Task prompt:
Would you retype the listing word for word, skipping its pictures?

Extracted entries:
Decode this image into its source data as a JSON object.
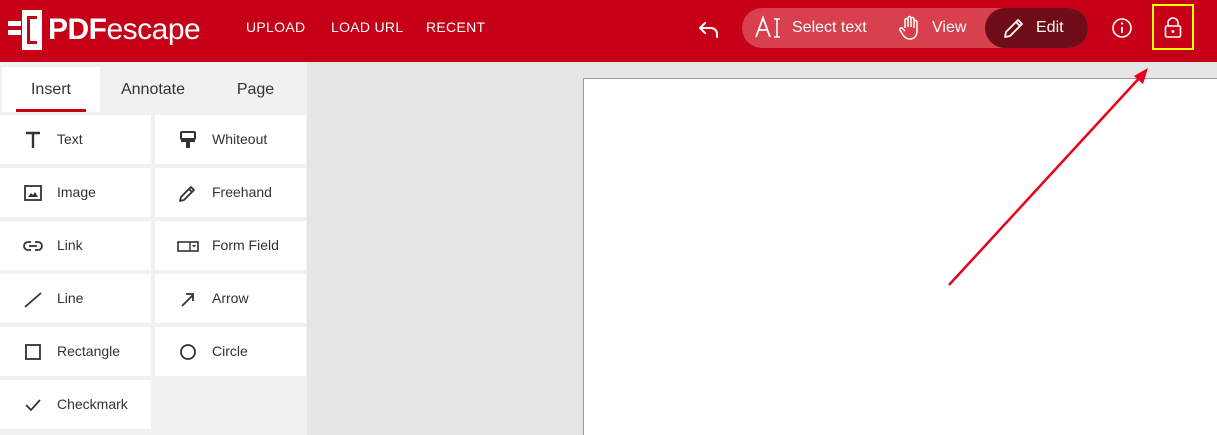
{
  "app": {
    "logo_pdf": "PDF",
    "logo_escape": "escape"
  },
  "nav": [
    {
      "label": "UPLOAD"
    },
    {
      "label": "LOAD URL"
    },
    {
      "label": "RECENT"
    }
  ],
  "modes": [
    {
      "label": "Select text",
      "icon": "select-text-icon"
    },
    {
      "label": "View",
      "icon": "hand-icon"
    },
    {
      "label": "Edit",
      "icon": "pencil-icon",
      "active": true
    }
  ],
  "tabs": [
    {
      "label": "Insert",
      "active": true
    },
    {
      "label": "Annotate"
    },
    {
      "label": "Page"
    }
  ],
  "tools": [
    {
      "label": "Text",
      "icon": "text-icon"
    },
    {
      "label": "Whiteout",
      "icon": "whiteout-icon"
    },
    {
      "label": "Image",
      "icon": "image-icon"
    },
    {
      "label": "Freehand",
      "icon": "freehand-icon"
    },
    {
      "label": "Link",
      "icon": "link-icon"
    },
    {
      "label": "Form Field",
      "icon": "form-field-icon"
    },
    {
      "label": "Line",
      "icon": "line-icon"
    },
    {
      "label": "Arrow",
      "icon": "arrow-icon"
    },
    {
      "label": "Rectangle",
      "icon": "rectangle-icon"
    },
    {
      "label": "Circle",
      "icon": "circle-icon"
    },
    {
      "label": "Checkmark",
      "icon": "checkmark-icon"
    }
  ],
  "colors": {
    "brand": "#c60017",
    "mode_group": "#d8404e",
    "mode_active": "#6e0c17",
    "highlight": "#ffff00",
    "annotation": "#e8001c"
  }
}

Reply:
Decode this image into its source data as a JSON object.
{
  "app": {
    "logo_pdf": "PDF",
    "logo_escape": "escape"
  },
  "nav": [
    {
      "label": "UPLOAD"
    },
    {
      "label": "LOAD URL"
    },
    {
      "label": "RECENT"
    }
  ],
  "modes": [
    {
      "label": "Select text",
      "icon": "select-text-icon"
    },
    {
      "label": "View",
      "icon": "hand-icon"
    },
    {
      "label": "Edit",
      "icon": "pencil-icon",
      "active": true
    }
  ],
  "tabs": [
    {
      "label": "Insert",
      "active": true
    },
    {
      "label": "Annotate"
    },
    {
      "label": "Page"
    }
  ],
  "tools": [
    {
      "label": "Text",
      "icon": "text-icon"
    },
    {
      "label": "Whiteout",
      "icon": "whiteout-icon"
    },
    {
      "label": "Image",
      "icon": "image-icon"
    },
    {
      "label": "Freehand",
      "icon": "freehand-icon"
    },
    {
      "label": "Link",
      "icon": "link-icon"
    },
    {
      "label": "Form Field",
      "icon": "form-field-icon"
    },
    {
      "label": "Line",
      "icon": "line-icon"
    },
    {
      "label": "Arrow",
      "icon": "arrow-icon"
    },
    {
      "label": "Rectangle",
      "icon": "rectangle-icon"
    },
    {
      "label": "Circle",
      "icon": "circle-icon"
    },
    {
      "label": "Checkmark",
      "icon": "checkmark-icon"
    }
  ],
  "colors": {
    "brand": "#c60017",
    "mode_group": "#d8404e",
    "mode_active": "#6e0c17",
    "highlight": "#ffff00",
    "annotation": "#e8001c"
  }
}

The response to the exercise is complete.